Retyping the records exactly is the whole task.

++++++++

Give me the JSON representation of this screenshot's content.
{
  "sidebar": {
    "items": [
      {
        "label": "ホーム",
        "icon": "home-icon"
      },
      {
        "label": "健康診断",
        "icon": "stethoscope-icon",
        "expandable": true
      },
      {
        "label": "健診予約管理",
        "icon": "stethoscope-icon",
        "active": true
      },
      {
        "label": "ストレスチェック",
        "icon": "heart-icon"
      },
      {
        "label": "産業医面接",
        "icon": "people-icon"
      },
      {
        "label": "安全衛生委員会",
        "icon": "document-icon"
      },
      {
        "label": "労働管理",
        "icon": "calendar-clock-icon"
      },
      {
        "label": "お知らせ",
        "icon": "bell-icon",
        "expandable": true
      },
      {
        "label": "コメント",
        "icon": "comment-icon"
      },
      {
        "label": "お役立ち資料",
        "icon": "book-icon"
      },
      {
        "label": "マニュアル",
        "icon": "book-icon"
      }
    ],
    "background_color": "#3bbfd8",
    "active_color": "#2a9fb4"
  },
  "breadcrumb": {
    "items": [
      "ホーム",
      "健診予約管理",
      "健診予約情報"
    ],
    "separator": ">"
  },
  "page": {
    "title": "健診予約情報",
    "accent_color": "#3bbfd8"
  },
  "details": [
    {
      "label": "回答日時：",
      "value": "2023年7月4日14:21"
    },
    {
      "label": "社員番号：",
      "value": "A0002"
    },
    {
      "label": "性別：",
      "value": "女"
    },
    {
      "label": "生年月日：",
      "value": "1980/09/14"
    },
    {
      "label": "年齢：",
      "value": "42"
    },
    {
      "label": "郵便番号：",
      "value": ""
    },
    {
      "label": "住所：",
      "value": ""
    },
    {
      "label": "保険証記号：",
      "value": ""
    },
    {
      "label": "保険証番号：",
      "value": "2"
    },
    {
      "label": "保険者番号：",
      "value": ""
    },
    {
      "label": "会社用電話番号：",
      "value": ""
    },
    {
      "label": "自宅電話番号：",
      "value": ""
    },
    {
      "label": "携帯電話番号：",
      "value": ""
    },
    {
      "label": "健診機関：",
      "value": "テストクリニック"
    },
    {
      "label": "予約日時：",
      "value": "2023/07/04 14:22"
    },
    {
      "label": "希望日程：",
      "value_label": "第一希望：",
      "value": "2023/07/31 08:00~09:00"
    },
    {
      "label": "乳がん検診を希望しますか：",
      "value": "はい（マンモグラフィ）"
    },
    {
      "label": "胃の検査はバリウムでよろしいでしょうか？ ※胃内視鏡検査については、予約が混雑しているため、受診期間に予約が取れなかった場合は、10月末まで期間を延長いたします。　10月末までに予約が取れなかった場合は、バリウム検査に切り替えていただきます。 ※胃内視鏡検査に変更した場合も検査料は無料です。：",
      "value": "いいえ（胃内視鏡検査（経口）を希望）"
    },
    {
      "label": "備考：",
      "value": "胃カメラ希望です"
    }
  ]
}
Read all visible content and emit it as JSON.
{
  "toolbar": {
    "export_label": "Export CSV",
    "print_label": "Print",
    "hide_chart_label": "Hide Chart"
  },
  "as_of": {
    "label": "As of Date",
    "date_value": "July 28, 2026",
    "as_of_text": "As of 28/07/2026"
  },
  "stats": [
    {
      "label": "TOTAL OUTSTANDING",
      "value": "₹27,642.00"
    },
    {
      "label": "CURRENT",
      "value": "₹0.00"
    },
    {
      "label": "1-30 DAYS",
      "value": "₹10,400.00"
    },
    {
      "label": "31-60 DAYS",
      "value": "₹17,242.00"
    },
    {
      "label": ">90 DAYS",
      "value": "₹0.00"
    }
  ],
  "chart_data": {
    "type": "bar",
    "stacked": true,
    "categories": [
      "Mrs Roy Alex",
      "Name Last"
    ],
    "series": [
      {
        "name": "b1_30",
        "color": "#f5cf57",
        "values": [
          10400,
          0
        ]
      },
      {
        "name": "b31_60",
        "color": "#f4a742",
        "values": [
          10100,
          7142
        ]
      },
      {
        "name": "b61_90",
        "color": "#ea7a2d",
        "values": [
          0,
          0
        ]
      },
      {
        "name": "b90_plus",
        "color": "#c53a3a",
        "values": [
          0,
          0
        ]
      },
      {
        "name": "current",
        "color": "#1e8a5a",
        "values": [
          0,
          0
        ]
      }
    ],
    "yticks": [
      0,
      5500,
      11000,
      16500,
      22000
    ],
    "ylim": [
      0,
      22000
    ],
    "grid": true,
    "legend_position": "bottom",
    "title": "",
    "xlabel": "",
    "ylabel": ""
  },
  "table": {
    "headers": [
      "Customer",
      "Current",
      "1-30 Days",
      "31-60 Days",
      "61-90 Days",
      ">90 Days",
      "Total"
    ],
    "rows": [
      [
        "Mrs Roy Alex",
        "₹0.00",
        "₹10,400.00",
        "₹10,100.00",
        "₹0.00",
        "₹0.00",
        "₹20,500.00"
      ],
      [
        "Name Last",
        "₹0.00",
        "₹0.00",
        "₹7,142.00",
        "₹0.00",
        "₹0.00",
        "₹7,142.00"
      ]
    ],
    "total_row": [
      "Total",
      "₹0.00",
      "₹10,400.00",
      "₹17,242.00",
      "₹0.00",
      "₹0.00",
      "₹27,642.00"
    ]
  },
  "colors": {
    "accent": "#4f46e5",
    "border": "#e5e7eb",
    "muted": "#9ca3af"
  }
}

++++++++

▶ _Your response_
Give me the JSON representation of this screenshot's content.
{
  "sidebar": {
    "items": [
      {
        "label": "ホーム",
        "icon": "home-icon"
      },
      {
        "label": "健康診断",
        "icon": "stethoscope-icon",
        "expandable": true
      },
      {
        "label": "健診予約管理",
        "icon": "stethoscope-icon",
        "active": true
      },
      {
        "label": "ストレスチェック",
        "icon": "heart-icon"
      },
      {
        "label": "産業医面接",
        "icon": "people-icon"
      },
      {
        "label": "安全衛生委員会",
        "icon": "document-icon"
      },
      {
        "label": "労働管理",
        "icon": "calendar-clock-icon"
      },
      {
        "label": "お知らせ",
        "icon": "bell-icon",
        "expandable": true
      },
      {
        "label": "コメント",
        "icon": "comment-icon"
      },
      {
        "label": "お役立ち資料",
        "icon": "book-icon"
      },
      {
        "label": "マニュアル",
        "icon": "book-icon"
      }
    ],
    "background_color": "#3bbfd8",
    "active_color": "#2a9fb4"
  },
  "breadcrumb": {
    "items": [
      "ホーム",
      "健診予約管理",
      "健診予約情報"
    ],
    "separator": ">"
  },
  "page": {
    "title": "健診予約情報",
    "accent_color": "#3bbfd8"
  },
  "details": [
    {
      "label": "回答日時：",
      "value": "2023年7月4日14:21"
    },
    {
      "label": "社員番号：",
      "value": "A0002"
    },
    {
      "label": "性別：",
      "value": "女"
    },
    {
      "label": "生年月日：",
      "value": "1980/09/14"
    },
    {
      "label": "年齢：",
      "value": "42"
    },
    {
      "label": "郵便番号：",
      "value": ""
    },
    {
      "label": "住所：",
      "value": ""
    },
    {
      "label": "保険証記号：",
      "value": ""
    },
    {
      "label": "保険証番号：",
      "value": "2"
    },
    {
      "label": "保険者番号：",
      "value": ""
    },
    {
      "label": "会社用電話番号：",
      "value": ""
    },
    {
      "label": "自宅電話番号：",
      "value": ""
    },
    {
      "label": "携帯電話番号：",
      "value": ""
    },
    {
      "label": "健診機関：",
      "value": "テストクリニック"
    },
    {
      "label": "予約日時：",
      "value": "2023/07/04 14:22"
    },
    {
      "label": "希望日程：",
      "value_label": "第一希望：",
      "value": "2023/07/31 08:00~09:00"
    },
    {
      "label": "乳がん検診を希望しますか：",
      "value": "はい（マンモグラフィ）"
    },
    {
      "label": "胃の検査はバリウムでよろしいでしょうか？ ※胃内視鏡検査については、予約が混雑しているため、受診期間に予約が取れなかった場合は、10月末まで期間を延長いたします。　10月末までに予約が取れなかった場合は、バリウム検査に切り替えていただきます。 ※胃内視鏡検査に変更した場合も検査料は無料です。：",
      "value": "いいえ（胃内視鏡検査（経口）を希望）"
    },
    {
      "label": "備考：",
      "value": "胃カメラ希望です"
    }
  ]
}
Read all visible content and emit it as JSON.
{
  "toolbar": {
    "export_label": "Export CSV",
    "print_label": "Print",
    "hide_chart_label": "Hide Chart"
  },
  "as_of": {
    "label": "As of Date",
    "date_value": "July 28, 2026",
    "as_of_text": "As of 28/07/2026"
  },
  "stats": [
    {
      "label": "TOTAL OUTSTANDING",
      "value": "₹27,642.00"
    },
    {
      "label": "CURRENT",
      "value": "₹0.00"
    },
    {
      "label": "1-30 DAYS",
      "value": "₹10,400.00"
    },
    {
      "label": "31-60 DAYS",
      "value": "₹17,242.00"
    },
    {
      "label": ">90 DAYS",
      "value": "₹0.00"
    }
  ],
  "chart_data": {
    "type": "bar",
    "stacked": true,
    "categories": [
      "Mrs Roy Alex",
      "Name Last"
    ],
    "series": [
      {
        "name": "b1_30",
        "color": "#f5cf57",
        "values": [
          10400,
          0
        ]
      },
      {
        "name": "b31_60",
        "color": "#f4a742",
        "values": [
          10100,
          7142
        ]
      },
      {
        "name": "b61_90",
        "color": "#ea7a2d",
        "values": [
          0,
          0
        ]
      },
      {
        "name": "b90_plus",
        "color": "#c53a3a",
        "values": [
          0,
          0
        ]
      },
      {
        "name": "current",
        "color": "#1e8a5a",
        "values": [
          0,
          0
        ]
      }
    ],
    "yticks": [
      0,
      5500,
      11000,
      16500,
      22000
    ],
    "ylim": [
      0,
      22000
    ],
    "grid": true,
    "legend_position": "bottom",
    "title": "",
    "xlabel": "",
    "ylabel": ""
  },
  "table": {
    "headers": [
      "Customer",
      "Current",
      "1-30 Days",
      "31-60 Days",
      "61-90 Days",
      ">90 Days",
      "Total"
    ],
    "rows": [
      [
        "Mrs Roy Alex",
        "₹0.00",
        "₹10,400.00",
        "₹10,100.00",
        "₹0.00",
        "₹0.00",
        "₹20,500.00"
      ],
      [
        "Name Last",
        "₹0.00",
        "₹0.00",
        "₹7,142.00",
        "₹0.00",
        "₹0.00",
        "₹7,142.00"
      ]
    ],
    "total_row": [
      "Total",
      "₹0.00",
      "₹10,400.00",
      "₹17,242.00",
      "₹0.00",
      "₹0.00",
      "₹27,642.00"
    ]
  },
  "colors": {
    "accent": "#4f46e5",
    "border": "#e5e7eb",
    "muted": "#9ca3af"
  }
}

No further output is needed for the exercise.